SPARTANBURG — Wofford will try to advance from the Sweet 16 into the Great Eight with a second-round Football Championship Subdivision playoff game at 2 p.m. today against New Hampshire in Gibbs Stadium.
Both teams are already champions.
The Terriers share a third of the Southern Conference title and the Wildcats a quarter of the Colonial Athletic Conference.
“We set three goals for ourselves,” Wofford coach Mike Ayers said. “You might say it was our vision to win the Southern Conference championship, get back in the playoffs and compete for the national championship. This is step No. 3.”
Wofford (8-3) made the postseason for the third straight year and fifth time in six seasons. The Terriers lost in this spot, the second round after an opening-round bye, last season at Northern Iowa, 27-20, despite rushing for 457 yards and beating UNI in total yards by 240.
New Hampshire (8-3) is in the postseason for a ninth straight year, the longest streak in the country. The Wildcats lost their playoff opener in 2011, 26-25, at Montana State on a blocked extra point with six seconds left.
The winner here earns a likely shot next week against No. 1 overall seed North Dakota State — if the Bison beat rival South Dakota State — and would be two games away from the national championship to be played Jan. 5 in Frisco, Texas.
“We know that it’s going to be a tough contest. We know that it’s going to be a struggle,” Ayers said. “But this is what you work for, to be in the playoffs and, hopefully, make a long run and get all the way to Texas.”
Wofford comes in as the second-best rushing team in the country with a triple-option offense keyed by senior fullback Eric Breitenstein, named earlier this week as one of three finalists for the Walter Payton Award, given annually to the best offensive player in FCS. He has broken the Terriers’ record in career rushing yards, his own single-season record for yards and the Southern Conference all-time high for a single game.
New Hampshire doesn’t see much of the option. The Wildcats haven’t faced a true option team since opening the 2008 season against Army. That’s made it difficult for them to prepare for a polished attack like the Terriers.
“The hardest thing to do is simulate the speed of what they do,” Wildcats coach Sean McDonnell said. “We tried to do it without a ball. But you just can’t do it without a ball. They just do it so well.”

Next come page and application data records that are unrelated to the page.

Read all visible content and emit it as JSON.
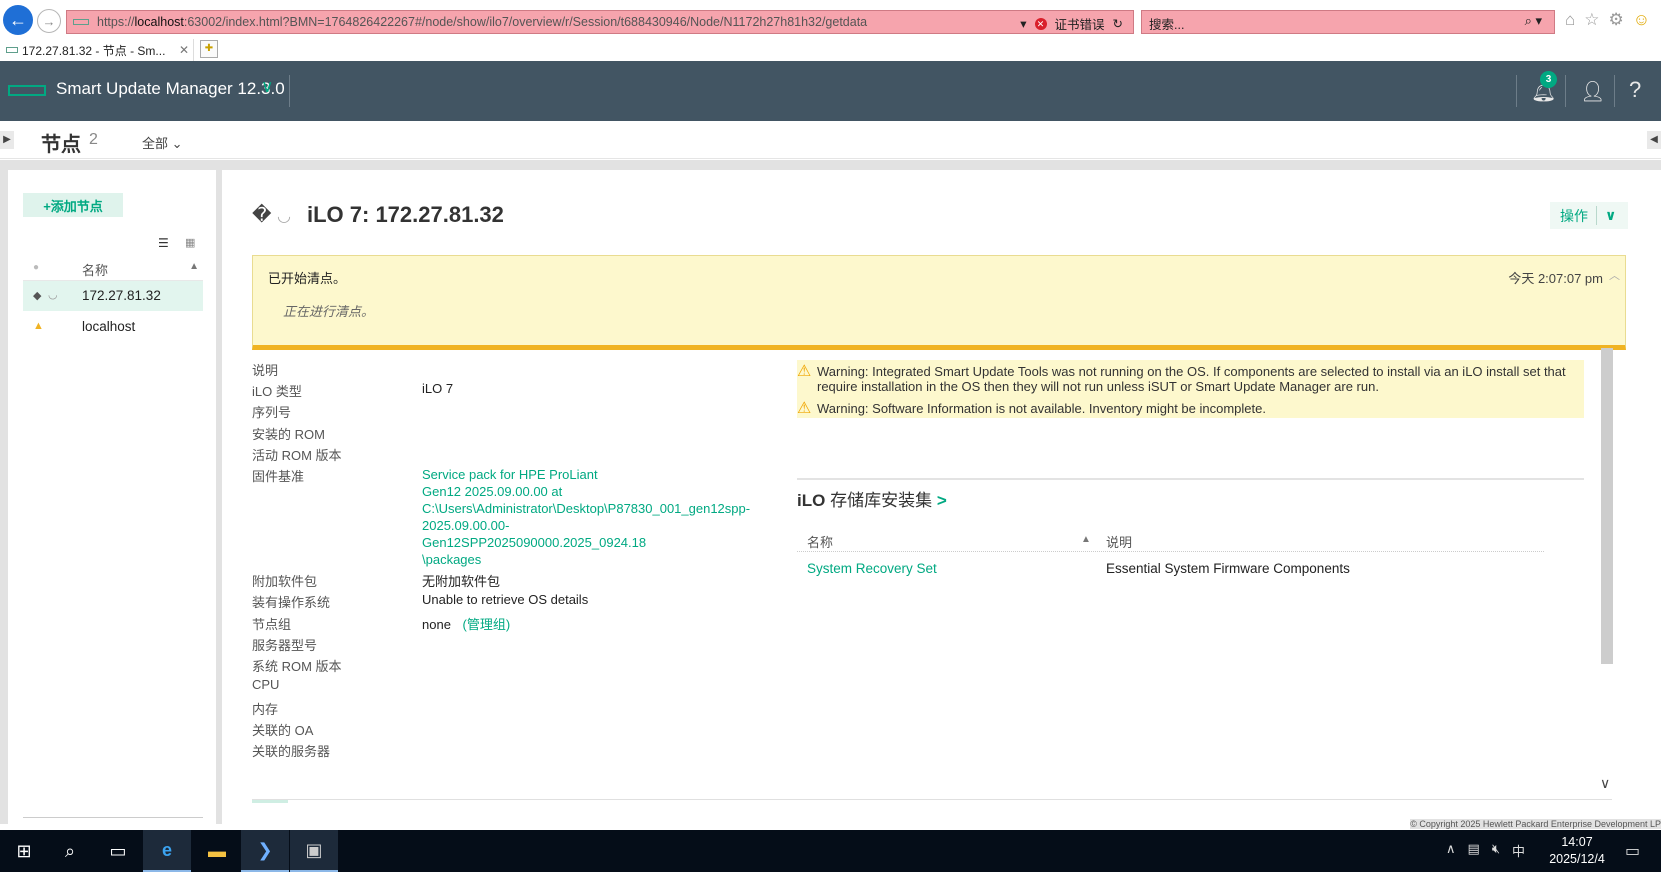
{
  "browser": {
    "url_prefix": "https://",
    "url_host": "localhost",
    "url_rest": ":63002/index.html?BMN=1764826422267#/node/show/ilo7/overview/r/Session/t688430946/Node/N1172h27h81h32/getdata",
    "cert_error": "证书错误",
    "search_placeholder": "搜索...",
    "tab_title": "172.27.81.32 - 节点 - Sm..."
  },
  "app": {
    "name": "Smart Update Manager 12.3.0",
    "notification_count": "3"
  },
  "page": {
    "title": "节点",
    "count": "2",
    "filter": "全部"
  },
  "sidebar": {
    "add_node": "+添加节点",
    "column_name": "名称",
    "nodes": [
      {
        "label": "172.27.81.32"
      },
      {
        "label": "localhost"
      }
    ]
  },
  "node": {
    "title": "iLO 7: 172.27.81.32",
    "actions": "操作"
  },
  "notice": {
    "title": "已开始清点。",
    "message": "正在进行清点。",
    "time": "今天 2:07:07 pm"
  },
  "properties": [
    {
      "label": "说明",
      "value": ""
    },
    {
      "label": "iLO 类型",
      "value": "iLO 7"
    },
    {
      "label": "序列号",
      "value": ""
    },
    {
      "label": "安装的 ROM",
      "value": ""
    },
    {
      "label": "活动 ROM 版本",
      "value": ""
    },
    {
      "label": "固件基准",
      "value": "Service pack for HPE ProLiant Gen12 2025.09.00.00 at C:\\Users\\Administrator\\Desktop\\P87830_001_gen12spp-2025.09.00.00-Gen12SPP2025090000.2025_0924.18\\packages"
    },
    {
      "label": "附加软件包",
      "value": "无附加软件包"
    },
    {
      "label": "装有操作系统",
      "value": "Unable to retrieve OS details"
    },
    {
      "label": "节点组",
      "value": "none",
      "link": "(管理组)"
    },
    {
      "label": "服务器型号",
      "value": ""
    },
    {
      "label": "系统 ROM 版本",
      "value": ""
    },
    {
      "label": "CPU",
      "value": ""
    },
    {
      "label": "内存",
      "value": ""
    },
    {
      "label": "关联的 OA",
      "value": ""
    },
    {
      "label": "关联的服务器",
      "value": ""
    }
  ],
  "baseline_lines": [
    "Service pack for HPE ProLiant",
    "Gen12 2025.09.00.00 at",
    "C:\\Users\\Administrator\\Desktop\\P87830_001_gen12spp-",
    "2025.09.00.00-",
    "Gen12SPP2025090000.2025_0924.18",
    "\\packages"
  ],
  "warnings": [
    "Warning: Integrated Smart Update Tools was not running on the OS. If components are selected to install via an iLO install set that require installation in the OS then they will not run unless iSUT or Smart Update Manager are run.",
    "Warning: Software Information is not available. Inventory might be incomplete."
  ],
  "repo": {
    "title_prefix": "iLO",
    "title_rest": " 存储库安装集",
    "arrow": ">",
    "col_name": "名称",
    "col_desc": "说明",
    "rows": [
      {
        "name": "System Recovery Set",
        "desc": "Essential System Firmware Components"
      }
    ]
  },
  "footer": {
    "copyright": "© Copyright 2025 Hewlett Packard Enterprise Development LP"
  },
  "taskbar": {
    "time": "14:07",
    "date": "2025/12/4",
    "ime": "中"
  },
  "colors": {
    "accent": "#01a982",
    "header": "#425563",
    "notice_bg": "#fdf8cd",
    "notice_border": "#f0b323",
    "address_error": "#f6a4ad"
  }
}
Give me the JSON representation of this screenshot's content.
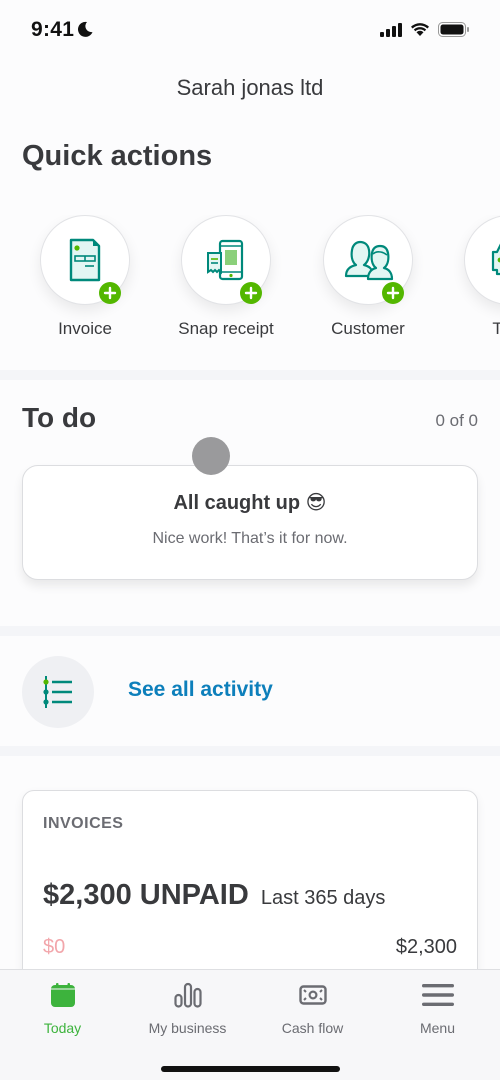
{
  "status_bar": {
    "time": "9:41",
    "icons": [
      "moon-icon",
      "signal-icon",
      "wifi-icon",
      "battery-icon"
    ]
  },
  "header": {
    "company_name": "Sarah jonas ltd"
  },
  "quick_actions": {
    "title": "Quick actions",
    "items": [
      {
        "label": "Invoice",
        "icon": "invoice-icon"
      },
      {
        "label": "Snap receipt",
        "icon": "snap-receipt-icon"
      },
      {
        "label": "Customer",
        "icon": "customer-icon"
      },
      {
        "label": "Trac",
        "icon": "track-mileage-icon"
      }
    ],
    "add_icon": "plus-icon",
    "accent_color": "#53b700",
    "icon_color": "#00897b"
  },
  "todo": {
    "title": "To do",
    "count": "0 of 0",
    "card_title": "All caught up 😎",
    "card_subtitle": "Nice work! That’s it for now."
  },
  "activity": {
    "link_label": "See all activity",
    "icon": "activity-list-icon",
    "link_color": "#0d7fbb"
  },
  "invoices": {
    "label": "INVOICES",
    "amount": "$2,300 UNPAID",
    "period": "Last 365 days",
    "min_value": "$0",
    "max_value": "$2,300"
  },
  "tabbar": {
    "active_color": "#3db33d",
    "tabs": [
      {
        "label": "Today",
        "icon": "calendar-icon",
        "active": true
      },
      {
        "label": "My business",
        "icon": "bar-chart-icon",
        "active": false
      },
      {
        "label": "Cash flow",
        "icon": "cash-icon",
        "active": false
      },
      {
        "label": "Menu",
        "icon": "hamburger-menu-icon",
        "active": false
      }
    ]
  }
}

New Hampshire has an explosive offense ranked ninth nationally in total yards. The defense has struggled, and is ninth among 11 CAA teams in scoring and yards. But the Wildcats were second in the league with 13 interceptions and recovered seven fumbles. Wofford has fumbled 27 times, losing nine.